===== Input data =====

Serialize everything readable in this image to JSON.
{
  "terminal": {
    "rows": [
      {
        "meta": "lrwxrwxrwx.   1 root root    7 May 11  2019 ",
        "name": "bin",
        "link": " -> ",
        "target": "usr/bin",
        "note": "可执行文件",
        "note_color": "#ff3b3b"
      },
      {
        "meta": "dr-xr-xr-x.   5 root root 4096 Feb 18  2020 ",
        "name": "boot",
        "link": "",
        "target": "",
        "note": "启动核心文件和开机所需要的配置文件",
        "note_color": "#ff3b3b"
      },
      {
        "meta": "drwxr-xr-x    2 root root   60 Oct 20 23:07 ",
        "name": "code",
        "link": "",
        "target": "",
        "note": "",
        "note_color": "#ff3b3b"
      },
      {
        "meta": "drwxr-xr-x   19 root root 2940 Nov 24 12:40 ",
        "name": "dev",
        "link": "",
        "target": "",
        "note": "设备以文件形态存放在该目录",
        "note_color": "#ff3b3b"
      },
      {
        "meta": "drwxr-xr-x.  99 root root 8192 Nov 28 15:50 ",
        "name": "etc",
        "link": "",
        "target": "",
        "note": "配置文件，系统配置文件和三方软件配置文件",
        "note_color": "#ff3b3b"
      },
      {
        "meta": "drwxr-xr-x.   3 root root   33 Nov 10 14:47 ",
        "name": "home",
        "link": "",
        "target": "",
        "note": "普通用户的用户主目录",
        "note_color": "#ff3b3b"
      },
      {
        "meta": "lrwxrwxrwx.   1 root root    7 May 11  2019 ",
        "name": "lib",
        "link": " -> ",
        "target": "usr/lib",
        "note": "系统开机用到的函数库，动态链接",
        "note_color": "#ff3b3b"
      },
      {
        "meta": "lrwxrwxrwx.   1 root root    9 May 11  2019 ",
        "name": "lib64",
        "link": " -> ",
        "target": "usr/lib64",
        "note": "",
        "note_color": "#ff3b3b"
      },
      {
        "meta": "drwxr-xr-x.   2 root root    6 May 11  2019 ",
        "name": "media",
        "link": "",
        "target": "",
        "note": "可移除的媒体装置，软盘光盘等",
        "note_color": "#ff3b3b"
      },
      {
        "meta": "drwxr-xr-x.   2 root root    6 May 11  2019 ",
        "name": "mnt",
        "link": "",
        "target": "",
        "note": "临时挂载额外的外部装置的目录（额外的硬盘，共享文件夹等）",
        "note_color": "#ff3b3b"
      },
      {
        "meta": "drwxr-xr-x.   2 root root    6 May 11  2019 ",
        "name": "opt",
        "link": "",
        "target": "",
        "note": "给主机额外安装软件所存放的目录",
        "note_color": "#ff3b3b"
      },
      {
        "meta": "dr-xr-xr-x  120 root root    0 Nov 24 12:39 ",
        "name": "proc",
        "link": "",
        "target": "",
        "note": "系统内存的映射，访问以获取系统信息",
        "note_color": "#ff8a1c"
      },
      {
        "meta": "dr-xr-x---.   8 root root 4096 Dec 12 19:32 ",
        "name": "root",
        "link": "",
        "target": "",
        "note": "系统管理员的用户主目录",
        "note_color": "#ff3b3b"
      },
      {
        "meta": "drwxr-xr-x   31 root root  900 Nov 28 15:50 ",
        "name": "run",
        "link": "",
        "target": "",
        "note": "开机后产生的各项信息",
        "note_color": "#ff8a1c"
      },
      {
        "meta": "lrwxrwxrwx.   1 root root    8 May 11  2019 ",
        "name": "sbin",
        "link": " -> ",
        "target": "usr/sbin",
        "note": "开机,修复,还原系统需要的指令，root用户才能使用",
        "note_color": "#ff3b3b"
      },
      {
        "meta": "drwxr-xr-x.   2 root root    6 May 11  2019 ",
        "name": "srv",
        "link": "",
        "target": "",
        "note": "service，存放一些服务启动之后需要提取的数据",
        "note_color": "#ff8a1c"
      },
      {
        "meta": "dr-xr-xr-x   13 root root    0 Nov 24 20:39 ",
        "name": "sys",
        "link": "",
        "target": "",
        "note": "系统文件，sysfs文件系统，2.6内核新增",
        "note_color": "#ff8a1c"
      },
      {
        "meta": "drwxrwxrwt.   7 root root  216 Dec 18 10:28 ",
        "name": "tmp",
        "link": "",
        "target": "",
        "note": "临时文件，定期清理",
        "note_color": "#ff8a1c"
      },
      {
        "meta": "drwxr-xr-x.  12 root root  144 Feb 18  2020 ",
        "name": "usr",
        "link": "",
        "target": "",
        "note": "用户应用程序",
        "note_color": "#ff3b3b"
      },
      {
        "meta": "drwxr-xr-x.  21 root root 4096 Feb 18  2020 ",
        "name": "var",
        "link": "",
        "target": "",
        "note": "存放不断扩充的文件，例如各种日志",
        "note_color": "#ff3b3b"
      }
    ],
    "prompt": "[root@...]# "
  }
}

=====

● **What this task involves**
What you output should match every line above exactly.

● **Reply to the exercise**
Serialize everything readable in this image to JSON.
{
  "terminal": {
    "rows": [
      {
        "meta": "lrwxrwxrwx.   1 root root    7 May 11  2019 ",
        "name": "bin",
        "link": " -> ",
        "target": "usr/bin",
        "note": "可执行文件",
        "note_color": "#ff3b3b"
      },
      {
        "meta": "dr-xr-xr-x.   5 root root 4096 Feb 18  2020 ",
        "name": "boot",
        "link": "",
        "target": "",
        "note": "启动核心文件和开机所需要的配置文件",
        "note_color": "#ff3b3b"
      },
      {
        "meta": "drwxr-xr-x    2 root root   60 Oct 20 23:07 ",
        "name": "code",
        "link": "",
        "target": "",
        "note": "",
        "note_color": "#ff3b3b"
      },
      {
        "meta": "drwxr-xr-x   19 root root 2940 Nov 24 12:40 ",
        "name": "dev",
        "link": "",
        "target": "",
        "note": "设备以文件形态存放在该目录",
        "note_color": "#ff3b3b"
      },
      {
        "meta": "drwxr-xr-x.  99 root root 8192 Nov 28 15:50 ",
        "name": "etc",
        "link": "",
        "target": "",
        "note": "配置文件，系统配置文件和三方软件配置文件",
        "note_color": "#ff3b3b"
      },
      {
        "meta": "drwxr-xr-x.   3 root root   33 Nov 10 14:47 ",
        "name": "home",
        "link": "",
        "target": "",
        "note": "普通用户的用户主目录",
        "note_color": "#ff3b3b"
      },
      {
        "meta": "lrwxrwxrwx.   1 root root    7 May 11  2019 ",
        "name": "lib",
        "link": " -> ",
        "target": "usr/lib",
        "note": "系统开机用到的函数库，动态链接",
        "note_color": "#ff3b3b"
      },
      {
        "meta": "lrwxrwxrwx.   1 root root    9 May 11  2019 ",
        "name": "lib64",
        "link": " -> ",
        "target": "usr/lib64",
        "note": "",
        "note_color": "#ff3b3b"
      },
      {
        "meta": "drwxr-xr-x.   2 root root    6 May 11  2019 ",
        "name": "media",
        "link": "",
        "target": "",
        "note": "可移除的媒体装置，软盘光盘等",
        "note_color": "#ff3b3b"
      },
      {
        "meta": "drwxr-xr-x.   2 root root    6 May 11  2019 ",
        "name": "mnt",
        "link": "",
        "target": "",
        "note": "临时挂载额外的外部装置的目录（额外的硬盘，共享文件夹等）",
        "note_color": "#ff3b3b"
      },
      {
        "meta": "drwxr-xr-x.   2 root root    6 May 11  2019 ",
        "name": "opt",
        "link": "",
        "target": "",
        "note": "给主机额外安装软件所存放的目录",
        "note_color": "#ff3b3b"
      },
      {
        "meta": "dr-xr-xr-x  120 root root    0 Nov 24 12:39 ",
        "name": "proc",
        "link": "",
        "target": "",
        "note": "系统内存的映射，访问以获取系统信息",
        "note_color": "#ff8a1c"
      },
      {
        "meta": "dr-xr-x---.   8 root root 4096 Dec 12 19:32 ",
        "name": "root",
        "link": "",
        "target": "",
        "note": "系统管理员的用户主目录",
        "note_color": "#ff3b3b"
      },
      {
        "meta": "drwxr-xr-x   31 root root  900 Nov 28 15:50 ",
        "name": "run",
        "link": "",
        "target": "",
        "note": "开机后产生的各项信息",
        "note_color": "#ff8a1c"
      },
      {
        "meta": "lrwxrwxrwx.   1 root root    8 May 11  2019 ",
        "name": "sbin",
        "link": " -> ",
        "target": "usr/sbin",
        "note": "开机,修复,还原系统需要的指令，root用户才能使用",
        "note_color": "#ff3b3b"
      },
      {
        "meta": "drwxr-xr-x.   2 root root    6 May 11  2019 ",
        "name": "srv",
        "link": "",
        "target": "",
        "note": "service，存放一些服务启动之后需要提取的数据",
        "note_color": "#ff8a1c"
      },
      {
        "meta": "dr-xr-xr-x   13 root root    0 Nov 24 20:39 ",
        "name": "sys",
        "link": "",
        "target": "",
        "note": "系统文件，sysfs文件系统，2.6内核新增",
        "note_color": "#ff8a1c"
      },
      {
        "meta": "drwxrwxrwt.   7 root root  216 Dec 18 10:28 ",
        "name": "tmp",
        "link": "",
        "target": "",
        "note": "临时文件，定期清理",
        "note_color": "#ff8a1c"
      },
      {
        "meta": "drwxr-xr-x.  12 root root  144 Feb 18  2020 ",
        "name": "usr",
        "link": "",
        "target": "",
        "note": "用户应用程序",
        "note_color": "#ff3b3b"
      },
      {
        "meta": "drwxr-xr-x.  21 root root 4096 Feb 18  2020 ",
        "name": "var",
        "link": "",
        "target": "",
        "note": "存放不断扩充的文件，例如各种日志",
        "note_color": "#ff3b3b"
      }
    ],
    "prompt": "[root@...]# "
  }
}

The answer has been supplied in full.